→ **Materials provided**

-- Opening Marker --

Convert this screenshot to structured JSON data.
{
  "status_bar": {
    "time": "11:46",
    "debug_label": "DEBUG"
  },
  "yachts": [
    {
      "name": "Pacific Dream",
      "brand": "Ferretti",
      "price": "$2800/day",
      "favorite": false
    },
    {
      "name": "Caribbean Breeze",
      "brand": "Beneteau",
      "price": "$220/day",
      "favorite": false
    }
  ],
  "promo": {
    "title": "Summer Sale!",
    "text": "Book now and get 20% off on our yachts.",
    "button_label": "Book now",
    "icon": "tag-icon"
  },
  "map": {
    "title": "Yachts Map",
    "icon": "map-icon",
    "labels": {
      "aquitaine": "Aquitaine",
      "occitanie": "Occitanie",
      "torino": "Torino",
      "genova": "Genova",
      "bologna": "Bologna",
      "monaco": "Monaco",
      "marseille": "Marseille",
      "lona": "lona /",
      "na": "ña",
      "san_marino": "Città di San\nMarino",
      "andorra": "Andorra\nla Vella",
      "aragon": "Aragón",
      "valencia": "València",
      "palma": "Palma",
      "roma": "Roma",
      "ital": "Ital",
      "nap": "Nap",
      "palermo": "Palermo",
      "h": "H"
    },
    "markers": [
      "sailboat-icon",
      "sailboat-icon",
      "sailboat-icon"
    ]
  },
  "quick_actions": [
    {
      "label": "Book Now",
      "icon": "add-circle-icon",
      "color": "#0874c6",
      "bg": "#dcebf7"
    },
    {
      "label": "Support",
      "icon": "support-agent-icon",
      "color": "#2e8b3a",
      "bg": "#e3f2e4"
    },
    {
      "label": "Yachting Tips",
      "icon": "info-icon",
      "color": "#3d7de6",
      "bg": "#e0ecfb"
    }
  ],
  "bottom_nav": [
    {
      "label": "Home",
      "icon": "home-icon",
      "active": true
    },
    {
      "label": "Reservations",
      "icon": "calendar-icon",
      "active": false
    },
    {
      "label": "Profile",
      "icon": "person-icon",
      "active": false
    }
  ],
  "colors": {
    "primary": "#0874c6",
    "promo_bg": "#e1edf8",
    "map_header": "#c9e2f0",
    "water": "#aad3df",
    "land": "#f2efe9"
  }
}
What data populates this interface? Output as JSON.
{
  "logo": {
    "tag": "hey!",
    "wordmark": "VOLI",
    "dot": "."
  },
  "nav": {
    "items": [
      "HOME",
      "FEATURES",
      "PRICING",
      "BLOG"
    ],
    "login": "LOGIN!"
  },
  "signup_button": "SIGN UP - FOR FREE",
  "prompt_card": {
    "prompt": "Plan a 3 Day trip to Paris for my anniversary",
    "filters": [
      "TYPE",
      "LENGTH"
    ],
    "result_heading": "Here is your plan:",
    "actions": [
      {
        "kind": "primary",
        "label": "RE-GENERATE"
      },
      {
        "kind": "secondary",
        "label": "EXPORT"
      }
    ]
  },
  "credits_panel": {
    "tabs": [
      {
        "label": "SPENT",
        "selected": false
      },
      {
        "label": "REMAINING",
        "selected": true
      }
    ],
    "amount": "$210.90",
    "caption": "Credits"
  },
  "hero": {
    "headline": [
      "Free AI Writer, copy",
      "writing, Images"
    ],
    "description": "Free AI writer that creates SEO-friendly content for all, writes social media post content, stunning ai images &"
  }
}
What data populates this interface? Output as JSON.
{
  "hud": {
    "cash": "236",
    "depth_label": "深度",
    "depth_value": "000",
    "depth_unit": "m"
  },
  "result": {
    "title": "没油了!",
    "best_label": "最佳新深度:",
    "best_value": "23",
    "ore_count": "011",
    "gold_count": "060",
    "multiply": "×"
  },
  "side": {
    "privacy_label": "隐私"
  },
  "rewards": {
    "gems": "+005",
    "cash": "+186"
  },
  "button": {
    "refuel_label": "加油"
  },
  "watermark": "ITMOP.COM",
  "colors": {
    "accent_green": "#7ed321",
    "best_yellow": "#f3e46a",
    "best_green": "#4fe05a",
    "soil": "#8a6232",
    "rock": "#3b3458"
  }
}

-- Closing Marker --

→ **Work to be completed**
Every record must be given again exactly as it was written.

→ **Worked solution**
Convert this screenshot to structured JSON data.
{
  "status_bar": {
    "time": "11:46",
    "debug_label": "DEBUG"
  },
  "yachts": [
    {
      "name": "Pacific Dream",
      "brand": "Ferretti",
      "price": "$2800/day",
      "favorite": false
    },
    {
      "name": "Caribbean Breeze",
      "brand": "Beneteau",
      "price": "$220/day",
      "favorite": false
    }
  ],
  "promo": {
    "title": "Summer Sale!",
    "text": "Book now and get 20% off on our yachts.",
    "button_label": "Book now",
    "icon": "tag-icon"
  },
  "map": {
    "title": "Yachts Map",
    "icon": "map-icon",
    "labels": {
      "aquitaine": "Aquitaine",
      "occitanie": "Occitanie",
      "torino": "Torino",
      "genova": "Genova",
      "bologna": "Bologna",
      "monaco": "Monaco",
      "marseille": "Marseille",
      "lona": "lona /",
      "na": "ña",
      "san_marino": "Città di San\nMarino",
      "andorra": "Andorra\nla Vella",
      "aragon": "Aragón",
      "valencia": "València",
      "palma": "Palma",
      "roma": "Roma",
      "ital": "Ital",
      "nap": "Nap",
      "palermo": "Palermo",
      "h": "H"
    },
    "markers": [
      "sailboat-icon",
      "sailboat-icon",
      "sailboat-icon"
    ]
  },
  "quick_actions": [
    {
      "label": "Book Now",
      "icon": "add-circle-icon",
      "color": "#0874c6",
      "bg": "#dcebf7"
    },
    {
      "label": "Support",
      "icon": "support-agent-icon",
      "color": "#2e8b3a",
      "bg": "#e3f2e4"
    },
    {
      "label": "Yachting Tips",
      "icon": "info-icon",
      "color": "#3d7de6",
      "bg": "#e0ecfb"
    }
  ],
  "bottom_nav": [
    {
      "label": "Home",
      "icon": "home-icon",
      "active": true
    },
    {
      "label": "Reservations",
      "icon": "calendar-icon",
      "active": false
    },
    {
      "label": "Profile",
      "icon": "person-icon",
      "active": false
    }
  ],
  "colors": {
    "primary": "#0874c6",
    "promo_bg": "#e1edf8",
    "map_header": "#c9e2f0",
    "water": "#aad3df",
    "land": "#f2efe9"
  }
}
What data populates this interface? Output as JSON.
{
  "logo": {
    "tag": "hey!",
    "wordmark": "VOLI",
    "dot": "."
  },
  "nav": {
    "items": [
      "HOME",
      "FEATURES",
      "PRICING",
      "BLOG"
    ],
    "login": "LOGIN!"
  },
  "signup_button": "SIGN UP - FOR FREE",
  "prompt_card": {
    "prompt": "Plan a 3 Day trip to Paris for my anniversary",
    "filters": [
      "TYPE",
      "LENGTH"
    ],
    "result_heading": "Here is your plan:",
    "actions": [
      {
        "kind": "primary",
        "label": "RE-GENERATE"
      },
      {
        "kind": "secondary",
        "label": "EXPORT"
      }
    ]
  },
  "credits_panel": {
    "tabs": [
      {
        "label": "SPENT",
        "selected": false
      },
      {
        "label": "REMAINING",
        "selected": true
      }
    ],
    "amount": "$210.90",
    "caption": "Credits"
  },
  "hero": {
    "headline": [
      "Free AI Writer, copy",
      "writing, Images"
    ],
    "description": "Free AI writer that creates SEO-friendly content for all, writes social media post content, stunning ai images &"
  }
}
What data populates this interface? Output as JSON.
{
  "hud": {
    "cash": "236",
    "depth_label": "深度",
    "depth_value": "000",
    "depth_unit": "m"
  },
  "result": {
    "title": "没油了!",
    "best_label": "最佳新深度:",
    "best_value": "23",
    "ore_count": "011",
    "gold_count": "060",
    "multiply": "×"
  },
  "side": {
    "privacy_label": "隐私"
  },
  "rewards": {
    "gems": "+005",
    "cash": "+186"
  },
  "button": {
    "refuel_label": "加油"
  },
  "watermark": "ITMOP.COM",
  "colors": {
    "accent_green": "#7ed321",
    "best_yellow": "#f3e46a",
    "best_green": "#4fe05a",
    "soil": "#8a6232",
    "rock": "#3b3458"
  }
}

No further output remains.